EXERCISE DESCRIPTION:
Each line of the records that holds the word "chevron" should be copied out.
___
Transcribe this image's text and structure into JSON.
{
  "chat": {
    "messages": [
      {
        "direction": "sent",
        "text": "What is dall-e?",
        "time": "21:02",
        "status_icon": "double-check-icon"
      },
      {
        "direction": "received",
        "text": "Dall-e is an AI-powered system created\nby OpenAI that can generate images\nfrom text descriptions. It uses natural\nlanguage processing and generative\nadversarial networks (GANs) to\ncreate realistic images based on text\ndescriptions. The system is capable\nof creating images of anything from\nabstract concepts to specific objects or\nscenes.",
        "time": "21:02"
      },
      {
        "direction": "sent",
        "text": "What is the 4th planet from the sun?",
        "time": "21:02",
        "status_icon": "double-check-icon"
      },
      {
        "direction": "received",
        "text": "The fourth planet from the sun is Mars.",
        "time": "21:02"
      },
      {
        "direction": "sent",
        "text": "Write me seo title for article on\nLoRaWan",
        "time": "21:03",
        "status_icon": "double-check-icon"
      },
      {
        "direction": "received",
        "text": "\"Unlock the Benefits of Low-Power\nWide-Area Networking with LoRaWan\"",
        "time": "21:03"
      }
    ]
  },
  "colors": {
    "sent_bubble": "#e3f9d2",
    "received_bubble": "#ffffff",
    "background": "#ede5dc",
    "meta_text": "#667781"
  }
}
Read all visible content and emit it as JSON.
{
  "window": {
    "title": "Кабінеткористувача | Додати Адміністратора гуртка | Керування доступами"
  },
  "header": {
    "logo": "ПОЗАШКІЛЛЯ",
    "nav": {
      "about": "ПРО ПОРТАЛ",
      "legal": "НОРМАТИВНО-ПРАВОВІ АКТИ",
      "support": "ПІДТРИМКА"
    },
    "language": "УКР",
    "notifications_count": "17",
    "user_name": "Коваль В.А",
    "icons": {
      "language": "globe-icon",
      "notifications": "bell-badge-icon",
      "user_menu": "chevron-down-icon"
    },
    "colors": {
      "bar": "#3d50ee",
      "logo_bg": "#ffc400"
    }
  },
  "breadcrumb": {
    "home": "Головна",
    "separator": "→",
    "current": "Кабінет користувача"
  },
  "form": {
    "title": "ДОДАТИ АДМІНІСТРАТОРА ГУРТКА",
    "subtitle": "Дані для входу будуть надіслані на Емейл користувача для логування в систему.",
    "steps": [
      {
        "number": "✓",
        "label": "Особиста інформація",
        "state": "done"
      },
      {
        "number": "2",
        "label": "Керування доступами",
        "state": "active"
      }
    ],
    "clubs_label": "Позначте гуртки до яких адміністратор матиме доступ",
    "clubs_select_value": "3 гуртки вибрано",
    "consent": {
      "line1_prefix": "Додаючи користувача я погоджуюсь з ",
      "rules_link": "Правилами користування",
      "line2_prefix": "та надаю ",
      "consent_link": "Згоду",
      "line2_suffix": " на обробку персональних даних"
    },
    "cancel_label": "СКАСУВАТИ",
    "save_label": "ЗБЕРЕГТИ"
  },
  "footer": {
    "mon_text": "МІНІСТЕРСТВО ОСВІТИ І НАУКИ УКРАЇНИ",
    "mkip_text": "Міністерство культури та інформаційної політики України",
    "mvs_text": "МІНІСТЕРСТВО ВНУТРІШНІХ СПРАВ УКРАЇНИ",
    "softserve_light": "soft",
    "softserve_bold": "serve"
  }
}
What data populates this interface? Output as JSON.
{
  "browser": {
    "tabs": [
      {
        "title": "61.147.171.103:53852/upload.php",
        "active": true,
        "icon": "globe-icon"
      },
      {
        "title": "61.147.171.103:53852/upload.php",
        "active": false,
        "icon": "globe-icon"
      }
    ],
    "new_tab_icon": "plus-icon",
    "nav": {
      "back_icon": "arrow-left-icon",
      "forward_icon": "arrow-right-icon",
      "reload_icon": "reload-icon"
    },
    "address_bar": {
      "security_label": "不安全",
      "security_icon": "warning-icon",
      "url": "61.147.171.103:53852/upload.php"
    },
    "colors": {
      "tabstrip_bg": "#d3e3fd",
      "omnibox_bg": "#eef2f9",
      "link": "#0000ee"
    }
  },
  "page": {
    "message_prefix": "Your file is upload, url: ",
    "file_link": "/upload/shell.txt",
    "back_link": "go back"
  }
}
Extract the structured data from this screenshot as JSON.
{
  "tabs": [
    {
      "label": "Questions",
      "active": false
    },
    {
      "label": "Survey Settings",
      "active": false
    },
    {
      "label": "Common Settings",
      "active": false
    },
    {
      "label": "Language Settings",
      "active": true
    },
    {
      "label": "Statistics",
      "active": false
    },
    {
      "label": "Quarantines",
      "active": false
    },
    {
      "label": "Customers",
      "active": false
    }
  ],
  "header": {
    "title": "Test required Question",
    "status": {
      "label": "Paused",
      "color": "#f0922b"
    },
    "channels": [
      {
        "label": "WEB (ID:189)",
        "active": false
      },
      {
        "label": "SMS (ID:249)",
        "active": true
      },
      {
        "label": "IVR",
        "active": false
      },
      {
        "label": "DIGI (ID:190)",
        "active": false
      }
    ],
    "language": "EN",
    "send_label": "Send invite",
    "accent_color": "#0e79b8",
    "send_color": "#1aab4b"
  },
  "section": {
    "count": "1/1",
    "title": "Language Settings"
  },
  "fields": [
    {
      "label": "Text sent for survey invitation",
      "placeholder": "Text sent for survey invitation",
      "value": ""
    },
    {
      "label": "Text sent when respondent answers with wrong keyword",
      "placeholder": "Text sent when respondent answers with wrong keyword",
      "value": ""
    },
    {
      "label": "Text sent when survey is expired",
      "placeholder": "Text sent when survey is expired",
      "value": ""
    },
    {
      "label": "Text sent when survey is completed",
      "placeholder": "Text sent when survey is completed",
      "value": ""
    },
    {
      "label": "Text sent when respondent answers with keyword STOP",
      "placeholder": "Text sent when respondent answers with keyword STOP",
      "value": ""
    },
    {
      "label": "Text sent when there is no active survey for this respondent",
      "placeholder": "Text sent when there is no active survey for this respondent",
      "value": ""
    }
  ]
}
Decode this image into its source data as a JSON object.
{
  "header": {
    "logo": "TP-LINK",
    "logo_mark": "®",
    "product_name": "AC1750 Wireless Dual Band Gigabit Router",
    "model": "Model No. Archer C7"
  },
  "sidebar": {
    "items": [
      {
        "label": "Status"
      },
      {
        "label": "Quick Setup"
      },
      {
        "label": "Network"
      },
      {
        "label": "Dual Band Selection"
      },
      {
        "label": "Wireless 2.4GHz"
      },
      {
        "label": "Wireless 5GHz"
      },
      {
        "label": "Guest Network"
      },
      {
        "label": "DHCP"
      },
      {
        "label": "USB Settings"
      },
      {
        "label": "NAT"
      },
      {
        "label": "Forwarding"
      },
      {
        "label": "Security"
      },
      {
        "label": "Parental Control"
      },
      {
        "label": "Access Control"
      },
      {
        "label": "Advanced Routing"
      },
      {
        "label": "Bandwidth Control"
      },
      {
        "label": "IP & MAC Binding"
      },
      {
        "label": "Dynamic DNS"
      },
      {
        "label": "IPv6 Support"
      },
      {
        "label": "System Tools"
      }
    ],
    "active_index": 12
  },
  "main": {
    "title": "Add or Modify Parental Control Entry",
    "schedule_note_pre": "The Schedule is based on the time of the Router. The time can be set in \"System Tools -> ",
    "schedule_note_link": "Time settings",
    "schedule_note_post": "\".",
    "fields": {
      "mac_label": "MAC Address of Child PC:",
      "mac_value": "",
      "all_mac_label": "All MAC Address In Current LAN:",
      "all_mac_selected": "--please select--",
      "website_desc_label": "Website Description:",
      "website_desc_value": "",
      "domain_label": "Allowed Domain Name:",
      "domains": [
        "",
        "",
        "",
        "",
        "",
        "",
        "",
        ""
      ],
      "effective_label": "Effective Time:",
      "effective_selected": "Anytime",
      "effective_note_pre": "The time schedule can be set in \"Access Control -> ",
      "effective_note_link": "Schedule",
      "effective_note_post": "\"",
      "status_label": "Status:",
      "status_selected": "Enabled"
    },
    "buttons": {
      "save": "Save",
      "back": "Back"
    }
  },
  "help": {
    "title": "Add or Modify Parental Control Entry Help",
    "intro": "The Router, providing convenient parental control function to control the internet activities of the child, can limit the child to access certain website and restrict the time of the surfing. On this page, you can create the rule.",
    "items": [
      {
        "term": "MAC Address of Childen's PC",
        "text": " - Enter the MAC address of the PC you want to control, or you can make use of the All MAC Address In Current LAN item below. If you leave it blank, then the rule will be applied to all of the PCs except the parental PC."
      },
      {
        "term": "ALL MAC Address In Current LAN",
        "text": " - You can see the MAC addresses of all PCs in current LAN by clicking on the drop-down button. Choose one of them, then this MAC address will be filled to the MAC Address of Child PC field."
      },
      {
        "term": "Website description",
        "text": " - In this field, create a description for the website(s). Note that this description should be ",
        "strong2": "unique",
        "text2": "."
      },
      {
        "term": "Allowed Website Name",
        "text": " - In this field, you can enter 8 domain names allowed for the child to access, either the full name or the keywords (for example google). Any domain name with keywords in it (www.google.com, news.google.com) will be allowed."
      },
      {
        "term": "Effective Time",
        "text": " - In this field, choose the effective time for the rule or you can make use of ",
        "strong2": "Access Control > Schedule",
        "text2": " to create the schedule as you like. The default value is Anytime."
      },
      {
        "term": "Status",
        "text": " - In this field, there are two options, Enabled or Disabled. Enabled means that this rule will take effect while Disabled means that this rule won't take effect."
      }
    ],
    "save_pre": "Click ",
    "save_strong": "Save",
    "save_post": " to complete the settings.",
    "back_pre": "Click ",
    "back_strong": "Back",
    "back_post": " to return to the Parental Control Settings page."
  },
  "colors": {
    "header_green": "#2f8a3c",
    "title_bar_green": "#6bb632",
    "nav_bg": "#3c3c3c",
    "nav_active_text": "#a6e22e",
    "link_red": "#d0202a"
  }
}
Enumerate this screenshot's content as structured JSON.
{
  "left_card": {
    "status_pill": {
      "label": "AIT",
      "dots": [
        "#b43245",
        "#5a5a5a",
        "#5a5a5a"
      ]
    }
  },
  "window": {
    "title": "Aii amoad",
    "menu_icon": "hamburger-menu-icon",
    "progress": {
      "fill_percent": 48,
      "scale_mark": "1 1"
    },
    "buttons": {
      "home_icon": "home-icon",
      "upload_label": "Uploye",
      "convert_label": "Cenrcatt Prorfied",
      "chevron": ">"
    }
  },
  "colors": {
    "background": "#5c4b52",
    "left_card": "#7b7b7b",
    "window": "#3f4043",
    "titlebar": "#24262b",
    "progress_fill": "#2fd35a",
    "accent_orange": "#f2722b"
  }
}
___
EXPECTED OUTPUT:
      "user_menu": "chevron-down-icon"
      "chevron": ">"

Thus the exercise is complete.